If you have uneven teeth and want to have the issue corrected but you also need some of your teeth repaired, you may be wondering if you can address both issues at the same time. As with many dental issues, the answer depends largely on what precisely needs done. Learning about your options will help you understand the proposed timetable of your treatment and make you feel more confident in the process.
What Orthodontics Can Do for You
Orthodontics is also known as dentofacial orthopedics, because it is a field of dental specialization that addresses malpositioning of the teeth and jaws. An orthodontist uses braces, retainers, Invisalign and other dental appliances to realign your jaws and teeth, resulting in easier chewing and a better aesthetic outcome. In some cases, surgery may be necessary to correct severe issues.
The Difference Between Orthodontics and General Dentistry

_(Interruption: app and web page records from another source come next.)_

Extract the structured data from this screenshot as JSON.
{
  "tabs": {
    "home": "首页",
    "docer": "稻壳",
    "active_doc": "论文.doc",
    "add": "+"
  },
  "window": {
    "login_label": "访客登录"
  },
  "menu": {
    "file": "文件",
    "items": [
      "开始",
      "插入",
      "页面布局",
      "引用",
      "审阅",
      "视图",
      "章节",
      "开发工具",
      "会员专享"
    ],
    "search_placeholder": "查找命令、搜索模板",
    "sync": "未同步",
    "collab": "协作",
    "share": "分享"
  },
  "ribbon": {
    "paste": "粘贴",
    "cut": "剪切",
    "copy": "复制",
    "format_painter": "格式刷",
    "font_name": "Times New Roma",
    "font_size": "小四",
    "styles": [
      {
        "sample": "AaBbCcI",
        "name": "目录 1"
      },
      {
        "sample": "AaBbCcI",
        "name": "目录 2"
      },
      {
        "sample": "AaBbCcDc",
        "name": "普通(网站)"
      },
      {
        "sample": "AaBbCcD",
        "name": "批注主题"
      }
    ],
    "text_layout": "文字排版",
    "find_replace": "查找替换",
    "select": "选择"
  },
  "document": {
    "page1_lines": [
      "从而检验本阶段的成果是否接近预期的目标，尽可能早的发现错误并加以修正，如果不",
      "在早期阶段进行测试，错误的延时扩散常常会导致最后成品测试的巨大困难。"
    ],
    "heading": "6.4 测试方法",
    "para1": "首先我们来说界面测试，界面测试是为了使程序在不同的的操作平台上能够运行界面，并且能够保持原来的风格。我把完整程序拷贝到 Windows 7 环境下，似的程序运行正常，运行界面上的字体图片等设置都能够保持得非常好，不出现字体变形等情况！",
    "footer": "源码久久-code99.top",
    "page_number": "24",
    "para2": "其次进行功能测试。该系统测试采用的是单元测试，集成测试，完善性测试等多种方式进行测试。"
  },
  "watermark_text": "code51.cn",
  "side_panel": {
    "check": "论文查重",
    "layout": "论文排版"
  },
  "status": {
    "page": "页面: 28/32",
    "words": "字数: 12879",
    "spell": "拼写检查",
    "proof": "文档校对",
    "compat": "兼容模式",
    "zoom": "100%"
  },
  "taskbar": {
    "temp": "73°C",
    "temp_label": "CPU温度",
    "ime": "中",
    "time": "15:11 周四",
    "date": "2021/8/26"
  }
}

This is an important distinction that, once understood, will make your treatment plan clearer. A dentist has graduated from a dental college and usually focuses on treating decay and dental disease. An orthodontist has attended even more schooling after graduation and has made orthodontics their focus. In other words, all orthodontists were dentists first, but not all dentists go on to become orthodontists. Some orthodontists choose to treat all dental issues, while others focus solely on orthodontics. If your orthodontist also offers repair work, rest assured that he or she is perfectly qualified to handle both general dentistry and orthodontics.
Dual Treatment Plans
If you need repairs to your teeth such as fillings, crowns, root canals, veneers or bonding, you may be able to have those repairs handled during your orthodontic treatment provided the procedures don’t get in the way of each other. For example, if you need repair work to your molars but also want to address crowded or crooked front teeth, it will likely be possible to do both treatment plans at the same time. On the other hand, if you want veneers and need braces, you may need to wait to complete orthodontics before being fitting for veneers because bracing brackets shouldn’t be applied to veneers. If you’re a candidate for Invisalign, which goes behind the teeth, you can likely have your veneers done right away because veneers are affixed to the front of your teeth. Where the work needs done greatly affects the treatment plan.
Repair Work First
For some situations, you will need to have the repair work handled first. Those who have chips or cracks in their teeth may need to have them repaired first, as some orthodontic procedures place pressure on the teeth. If you have decay where the dental appliances will be attached, repairs will need to come first.
If your repair work is largely cosmetic, such as staining that veneers will cover, you may want to have the orthodontics done first. As orthodontics concentrates on the position of your teeth and jaws, your cosmetic work will look better and may be less extensive if you have the alignment of your teeth corrected first.
When Both Repair and Orthodontics Are Done Together
If your treatments can be done together, the only constraints are usually your own tolerance for discomfort and ability to heal. Orthodontic work takes time to see results, but you can usually have repair work done as quickly as you like. For example, you may decide to have all your fillings handled in one long session or break them up into several visits. Root canal work with a permanent crown is usually a two-visit procedure, and veneers can take anywhere from one to five visits or more. Keep in mind that even if the procedures you’re undergoing aren’t uncomfortable at all, your jaw may need time between visits to recover from any soreness. This is especially true if you have any TMJ issues, such as arthritis. Talk to your orthodontic practitioner about your scheduling needs and desires. He or she will be able to give you a realistic timeframe as to when you can expect all of your treatments to be completed.
A Word About Recovering from Extractions
Whether you’re an adult who still has wisdom teeth or some of your molars are beyond repair, you may need more time than you realize to fully recover from extractions. While the empty socket may heal up and harden within a week or so, you may not want to undergo more treatment for several weeks to ensure you healed completely. Even if the extractions are in the back of your mouth and you need repair work in the front, it’s usually best to wait because fragments of tooth or dental amalgam can get into the fresh scar tissue and irritate it. An extraction site is just like any other wound and will need to be kept clean until it has healed entirely.
If you need orthodontic work and want to discuss a treatment plan, call Dr. Gluck’s office today to schedule an appointment. We will be happy to review your needs and formulate a treatment plan to get you the smile you want within a reasonable timeframe.